Stuck in My Head—Rihanna on the Brain
Lately I have Rihanna on the brain. Even when I’m not alone in my car with the volume cranked up to 17, her voice follows me through my day. “This whiskey got me feelin’ pretty,” I sing in the shower, “so pardon if I’m impolite.” And, “Didn’t they tell you that I was a savage?” under my labored breath as I’m hiking up Mt. Tabor. Very motivating. And of course, “Work work work work work work,” is my automatic refrain as I plant my backside in the chair at my desk, before diving into my current gig.
It’s not just that her music is catchy, or current. It’s got me, and most of the listening world, mesmerized. My son loves her too, so it’s kind of sad that we have to skip over half the songs on the album when he’s in the car. Why? Because he’s nine, and the Explicit Lyrics meter might have popped a fuse when Anti came in for a rating.
It’s not that I think cussing is wrong. It’s a vibrant part of our language. But kids are expected to refrain from using these exciting words that they hear grownups using all around them. It’s not really fair. As our household’s most voluminous talker, I tried for years to offer a clean palate of language for him to work with. I was mostly successful, except for a few harrowing moments in heavy traffic. A year or two ago he told me he would no longer be charging me 10 cents per cuss word. “Go ahead, mama, just say whatever you want.”
But I can’t sing Rihanna lyrics, most of them. Because even without cuss words, there’s so much that can be conveyed. So much you wouldn’t want to hear coming out of your mom’s mouth. So much for a boy who pretends he can’t tell what they’re saying to think about.
Now, thanks to his best friend’s obsession, our son is begging us to buy the Hamilton soundtrack. Since I was plotting to somehow get him interested in the Hamilton soundtrack, I’m going to be pretty easy to convince, even on this twenty dollar purchase. In fact, I almost caved last night, until we ran into a snag as he was perusing the iTunes store. “Can we just get the grownup version?” he asked. Crap. (That’s the one we let him say, by the way.)

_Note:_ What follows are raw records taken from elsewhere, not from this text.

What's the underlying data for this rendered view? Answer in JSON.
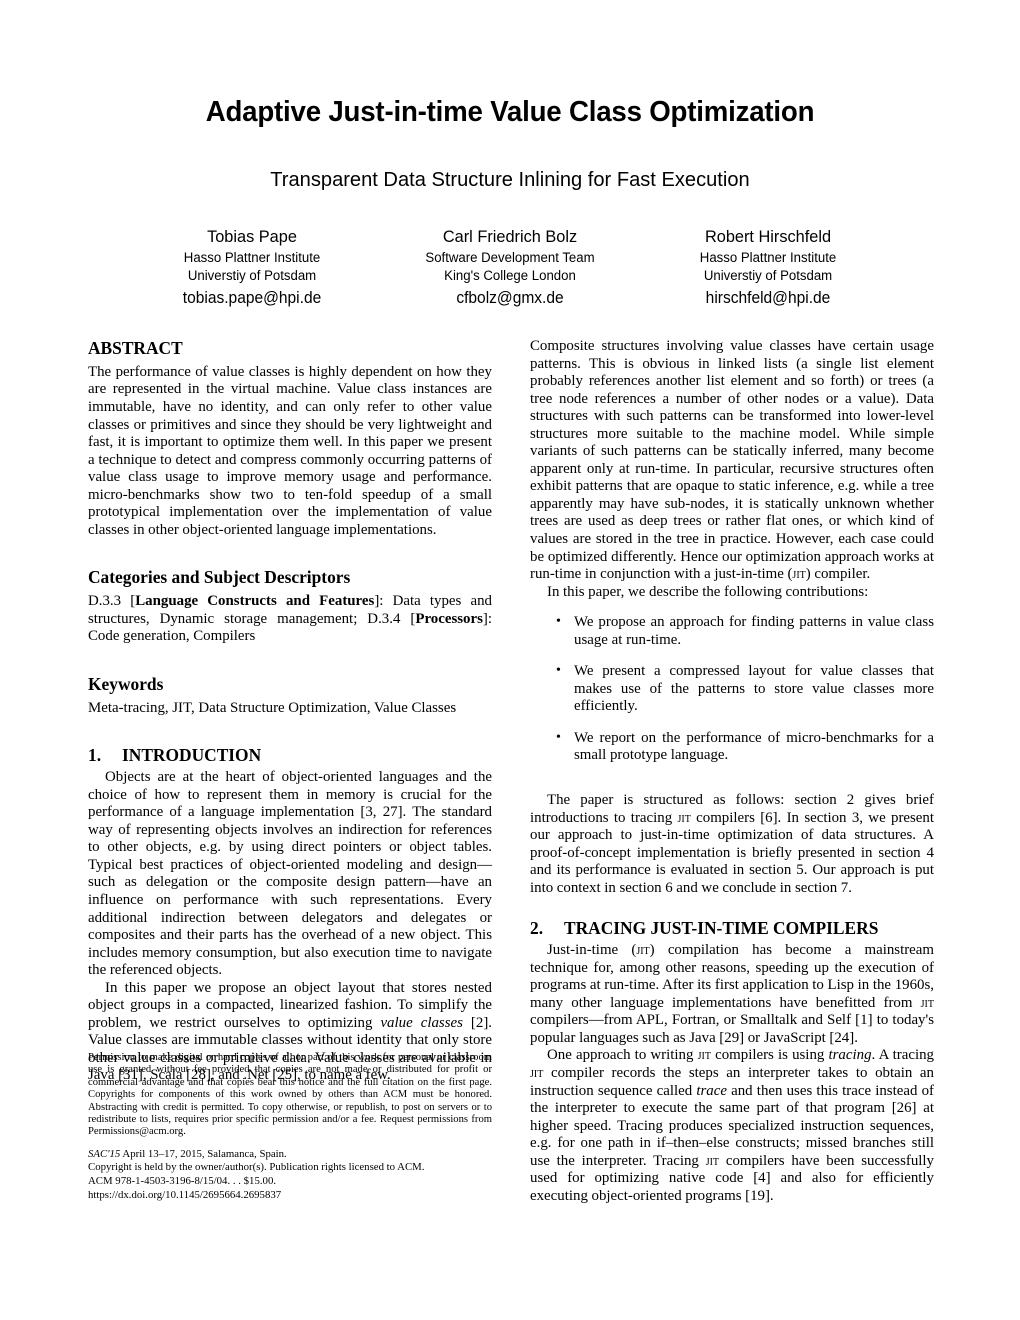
{
  "paper": {
    "title": "Adaptive Just-in-time Value Class Optimization",
    "subtitle": "Transparent Data Structure Inlining for Fast Execution",
    "authors": [
      {
        "name": "Tobias Pape",
        "affiliation_line1": "Hasso Plattner Institute",
        "affiliation_line2": "Universtiy of Potsdam",
        "email": "tobias.pape@hpi.de"
      },
      {
        "name": "Carl Friedrich Bolz",
        "affiliation_line1": "Software Development Team",
        "affiliation_line2": "King's College London",
        "email": "cfbolz@gmx.de"
      },
      {
        "name": "Robert Hirschfeld",
        "affiliation_line1": "Hasso Plattner Institute",
        "affiliation_line2": "Universtiy of Potsdam",
        "email": "hirschfeld@hpi.de"
      }
    ]
  },
  "abstract": {
    "heading": "ABSTRACT",
    "text": "The performance of value classes is highly dependent on how they are represented in the virtual machine. Value class instances are immutable, have no identity, and can only refer to other value classes or primitives and since they should be very lightweight and fast, it is important to optimize them well. In this paper we present a technique to detect and compress commonly occurring patterns of value class usage to improve memory usage and performance. micro-benchmarks show two to ten-fold speedup of a small prototypical implementation over the implementation of value classes in other object-oriented language implementations."
  },
  "categories": {
    "heading": "Categories and Subject Descriptors",
    "code1": "D.3.3 [",
    "bold1": "Language Constructs and Features",
    "mid1": "]: Data types and structures, Dynamic storage management; D.3.4 [",
    "bold2": "Processors",
    "tail": "]: Code generation, Compilers"
  },
  "keywords": {
    "heading": "Keywords",
    "text": "Meta-tracing, JIT, Data Structure Optimization, Value Classes"
  },
  "introduction": {
    "number": "1.",
    "heading": "INTRODUCTION",
    "para1": "Objects are at the heart of object-oriented languages and the choice of how to represent them in memory is crucial for the performance of a language implementation [3, 27]. The standard way of representing objects involves an indirection for references to other objects, e.g. by using direct pointers or object tables. Typical best practices of object-oriented modeling and design—such as delegation or the composite design pattern—have an influence on performance with such representations. Every additional indirection between delegators and delegates or composites and their parts has the overhead of a new object. This includes memory consumption, but also execution time to navigate the referenced objects.",
    "para2_a": "In this paper we propose an object layout that stores nested object groups in a compacted, linearized fashion. To simplify the problem, we restrict ourselves to optimizing ",
    "para2_italic": "value classes",
    "para2_b": " [2]. Value classes are immutable classes without identity that only store other value classes or primitive data. Value classes are available in Java [31], Scala [28], and .Net [25], to name a few.",
    "para3_a": "Composite structures involving value classes have certain usage patterns. This is obvious in linked lists (a single list element probably references another list element and so forth) or trees (a tree node references a number of other nodes or a value). Data structures with such patterns can be transformed into lower-level structures more suitable to the machine model. While simple variants of such patterns can be statically inferred, many become apparent only at run-time. In particular, recursive structures often exhibit patterns that are opaque to static inference, e.g. while a tree apparently may have sub-nodes, it is statically unknown whether trees are used as deep trees or rather flat ones, or which kind of values are stored in the tree in practice. However, each case could be optimized differently. Hence our optimization approach works at run-time in conjunction with a just-in-time (",
    "para3_sc": "jit",
    "para3_b": ") compiler.",
    "para4": "In this paper, we describe the following contributions:",
    "contributions": [
      "We propose an approach for finding patterns in value class usage at run-time.",
      "We present a compressed layout for value classes that makes use of the patterns to store value classes more efficiently.",
      "We report on the performance of micro-benchmarks for a small prototype language."
    ],
    "structure_a": "The paper is structured as follows: section 2 gives brief introductions to tracing ",
    "structure_sc": "jit",
    "structure_b": " compilers [6]. In section 3, we present our approach to just-in-time optimization of data structures. A proof-of-concept implementation is briefly presented in section 4 and its performance is evaluated in section 5. Our approach is put into context in section 6 and we conclude in section 7."
  },
  "section2": {
    "number": "2.",
    "heading": "TRACING JUST-IN-TIME COMPILERS",
    "para1_a": "Just-in-time (",
    "para1_sc1": "jit",
    "para1_b": ") compilation has become a mainstream technique for, among other reasons, speeding up the execution of programs at run-time. After its first application to Lisp in the 1960s, many other language implementations have benefitted from ",
    "para1_sc2": "jit",
    "para1_c": " compilers—from APL, Fortran, or Smalltalk and Self [1] to today's popular languages such as Java [29] or JavaScript [24].",
    "para2_a": "One approach to writing ",
    "para2_sc1": "jit",
    "para2_b": " compilers is using ",
    "para2_it1": "tracing",
    "para2_c": ". A tracing ",
    "para2_sc2": "jit",
    "para2_d": " compiler records the steps an interpreter takes to obtain an instruction sequence called ",
    "para2_it2": "trace",
    "para2_e": " and then uses this trace instead of the interpreter to execute the same part of that program [26] at higher speed. Tracing produces specialized instruction sequences, e.g. for one path in if–then–else constructs; missed branches still use the interpreter. Tracing ",
    "para2_sc3": "jit",
    "para2_f": " compilers have been successfully used for optimizing native code [4] and also for efficiently executing object-oriented programs [19]."
  },
  "copyright": {
    "permission": "Permission to make digital or hard copies of all or part of this work for personal or classroom use is granted without fee provided that copies are not made or distributed for profit or commercial advantage and that copies bear this notice and the full citation on the first page. Copyrights for components of this work owned by others than ACM must be honored. Abstracting with credit is permitted. To copy otherwise, or republish, to post on servers or to redistribute to lists, requires prior specific permission and/or a fee. Request permissions from Permissions@acm.org.",
    "conference_italic": "SAC'15",
    "conference_rest": " April 13–17, 2015, Salamanca, Spain.",
    "license": "Copyright is held by the owner/author(s). Publication rights licensed to ACM.",
    "isbn": "ACM 978-1-4503-3196-8/15/04. . . $15.00.",
    "doi": "https://dx.doi.org/10.1145/2695664.2695837"
  }
}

I know, this is supposed to be a blog about books, and children’s books, and family stuff related to books. But now that Bob Dylan has crossed the line from singer/songwriter to poet, without ever publishing a book of poems, the boundary between music and literature has gotten more fuzzy. The kinship between song lyrics and poetry isn’t a third-cousin-twice-removed thing. It’s more like fraternal twins, one of whom was born with two of Apollo’s gifts, while the other received but one.

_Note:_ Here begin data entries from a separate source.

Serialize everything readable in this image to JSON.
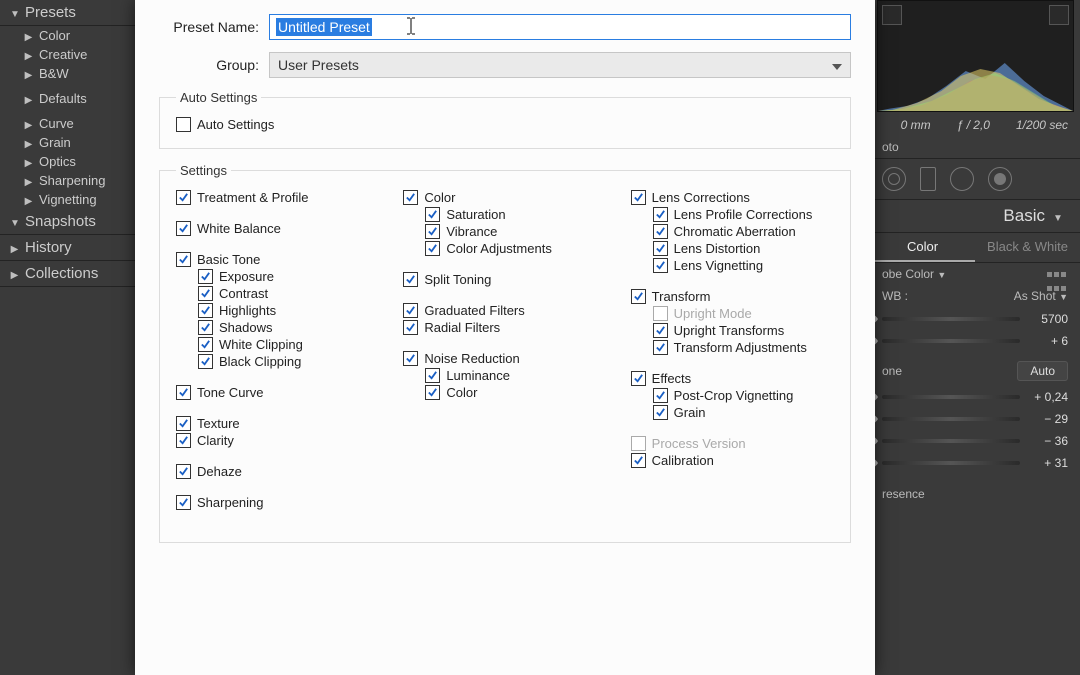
{
  "left_panel": {
    "presets_label": "Presets",
    "items_a": [
      "Color",
      "Creative",
      "B&W"
    ],
    "items_b": [
      "Defaults"
    ],
    "items_c": [
      "Curve",
      "Grain",
      "Optics",
      "Sharpening",
      "Vignetting"
    ],
    "snapshots_label": "Snapshots",
    "history_label": "History",
    "collections_label": "Collections"
  },
  "right_panel": {
    "exif": {
      "focal": "0 mm",
      "aperture": "ƒ / 2,0",
      "shutter": "1/200 sec"
    },
    "photo_label": "oto",
    "basic_label": "Basic",
    "tabs": {
      "color": "Color",
      "bw": "Black & White"
    },
    "profile_label": "obe Color",
    "wb_label": "WB :",
    "wb_value": "As Shot",
    "tone_label": "one",
    "auto_label": "Auto",
    "presence_label": "resence",
    "sliders": [
      {
        "pos": 50,
        "val": "5700"
      },
      {
        "pos": 56,
        "val": "+ 6"
      },
      {
        "pos": 58,
        "val": "+ 0,24"
      },
      {
        "pos": 38,
        "val": "− 29"
      },
      {
        "pos": 36,
        "val": "− 36"
      },
      {
        "pos": 62,
        "val": "+ 31"
      }
    ]
  },
  "dialog": {
    "preset_name_label": "Preset Name:",
    "preset_name_value": "Untitled Preset",
    "group_label": "Group:",
    "group_value": "User Presets",
    "fs_auto": "Auto Settings",
    "auto_settings_cb": "Auto Settings",
    "fs_settings": "Settings",
    "col1": [
      {
        "type": "item",
        "label": "Treatment & Profile"
      },
      {
        "type": "gap"
      },
      {
        "type": "item",
        "label": "White Balance"
      },
      {
        "type": "gap"
      },
      {
        "type": "item",
        "label": "Basic Tone"
      },
      {
        "type": "sub",
        "label": "Exposure"
      },
      {
        "type": "sub",
        "label": "Contrast"
      },
      {
        "type": "sub",
        "label": "Highlights"
      },
      {
        "type": "sub",
        "label": "Shadows"
      },
      {
        "type": "sub",
        "label": "White Clipping"
      },
      {
        "type": "sub",
        "label": "Black Clipping"
      },
      {
        "type": "gap"
      },
      {
        "type": "item",
        "label": "Tone Curve"
      },
      {
        "type": "gap"
      },
      {
        "type": "item",
        "label": "Texture"
      },
      {
        "type": "item",
        "label": "Clarity"
      },
      {
        "type": "gap"
      },
      {
        "type": "item",
        "label": "Dehaze"
      },
      {
        "type": "gap"
      },
      {
        "type": "item",
        "label": "Sharpening"
      }
    ],
    "col2": [
      {
        "type": "item",
        "label": "Color"
      },
      {
        "type": "sub",
        "label": "Saturation"
      },
      {
        "type": "sub",
        "label": "Vibrance"
      },
      {
        "type": "sub",
        "label": "Color Adjustments"
      },
      {
        "type": "gap"
      },
      {
        "type": "item",
        "label": "Split Toning"
      },
      {
        "type": "gap"
      },
      {
        "type": "item",
        "label": "Graduated Filters"
      },
      {
        "type": "item",
        "label": "Radial Filters"
      },
      {
        "type": "gap"
      },
      {
        "type": "item",
        "label": "Noise Reduction"
      },
      {
        "type": "sub",
        "label": "Luminance"
      },
      {
        "type": "sub",
        "label": "Color"
      }
    ],
    "col3": [
      {
        "type": "item",
        "label": "Lens Corrections"
      },
      {
        "type": "sub",
        "label": "Lens Profile Corrections"
      },
      {
        "type": "sub",
        "label": "Chromatic Aberration"
      },
      {
        "type": "sub",
        "label": "Lens Distortion"
      },
      {
        "type": "sub",
        "label": "Lens Vignetting"
      },
      {
        "type": "gap"
      },
      {
        "type": "item",
        "label": "Transform"
      },
      {
        "type": "sub",
        "label": "Upright Mode",
        "disabled": true,
        "unchecked": true
      },
      {
        "type": "sub",
        "label": "Upright Transforms"
      },
      {
        "type": "sub",
        "label": "Transform Adjustments"
      },
      {
        "type": "gap"
      },
      {
        "type": "item",
        "label": "Effects"
      },
      {
        "type": "sub",
        "label": "Post-Crop Vignetting"
      },
      {
        "type": "sub",
        "label": "Grain"
      },
      {
        "type": "gap"
      },
      {
        "type": "item",
        "label": "Process Version",
        "disabled": true,
        "unchecked": true
      },
      {
        "type": "item",
        "label": "Calibration"
      }
    ]
  }
}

Mixed media versus pure language, both divine, each with their special flavor. How important is this distinction, except to poets, of course? Will the searing words of a Kay Ryan poem be heard above those lyric-lifting guitar chords, whether electric or acoustic? Will the tremendous buzz of Hamilton (11 Tony Awards!) preempt our Orson Scott Card obsession?
My mixed feelings about Dylan’s Nobel Prize in Literature aside (and apparently he has more of them than I do), I feel there should be some award for making the kind of music that plants its words (via melody) inside your head, so that you hear it everywhere you go, and don’t mind. A special award for lyrics that take you over, change the culture, move the envelope or say what needs to be said.

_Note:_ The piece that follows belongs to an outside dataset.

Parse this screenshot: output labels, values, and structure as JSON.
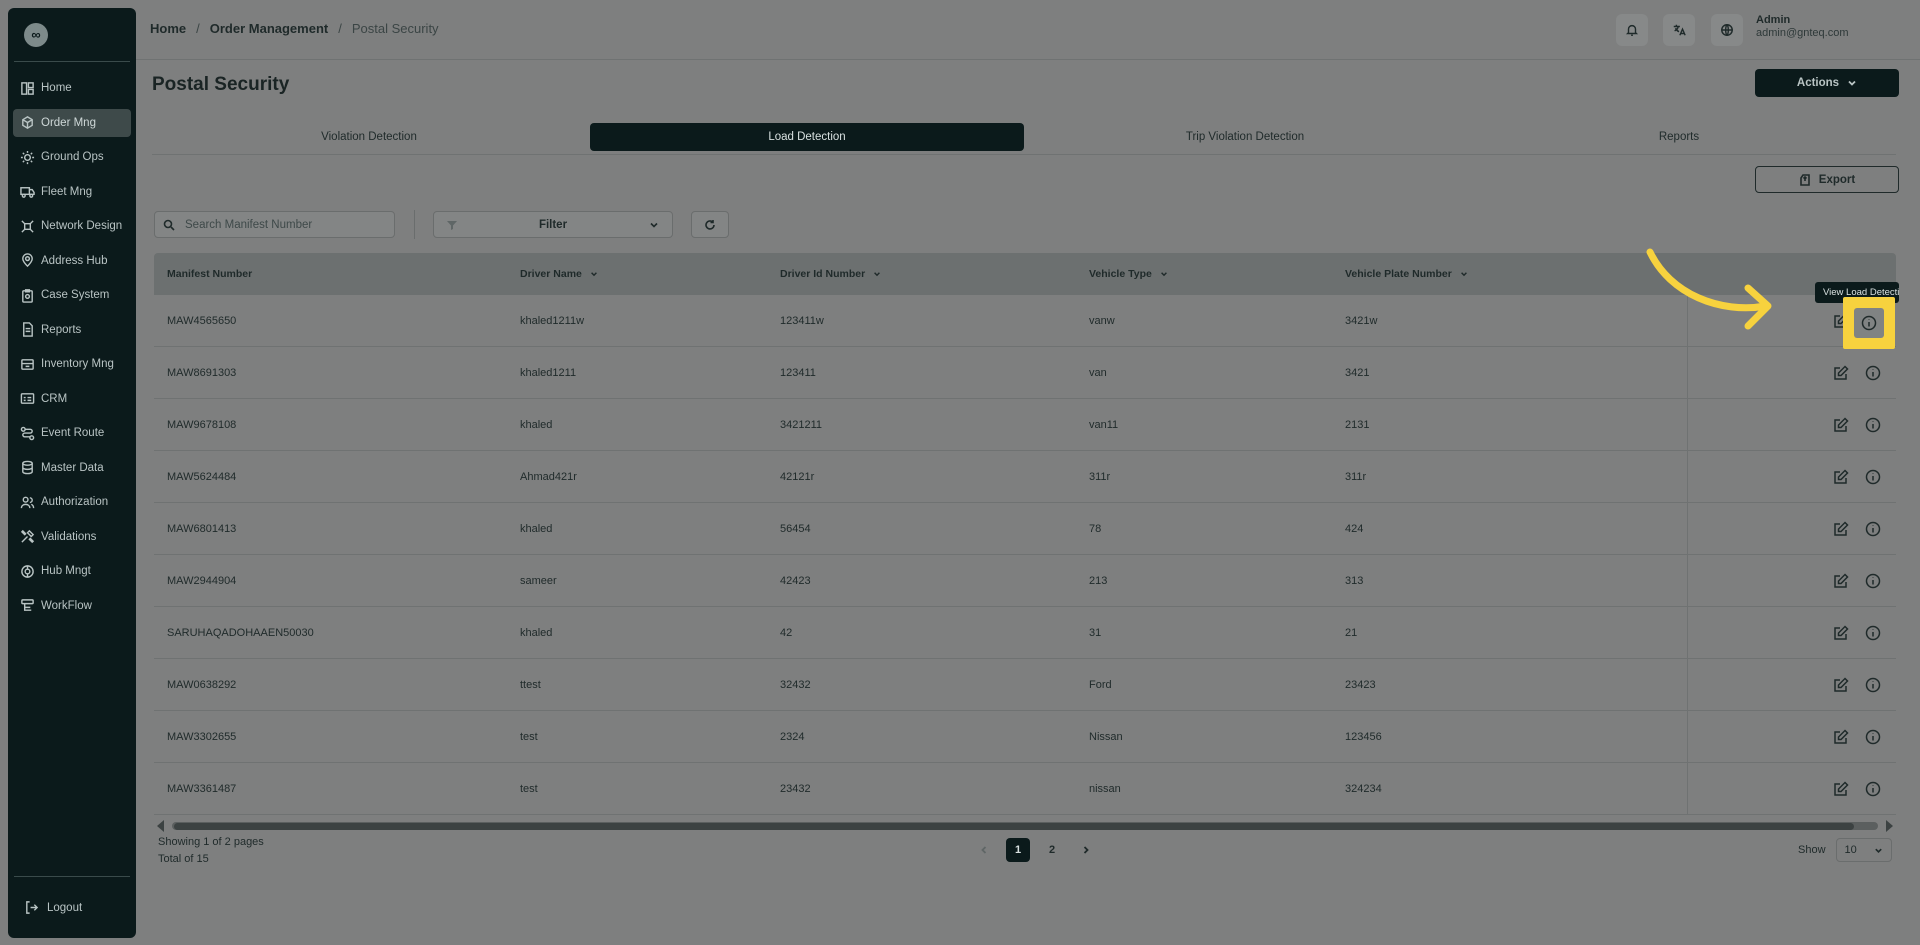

Rihanna didn’t score a Grammy for Anti, although she got a pretty cool backup prize in that Harvard Humanitarian of the Year Award. “So,” she began her acceptance speech, flipping her hair and grinning, “I made it to Harvard!”
If that doesn’t work in a book blog, too bad.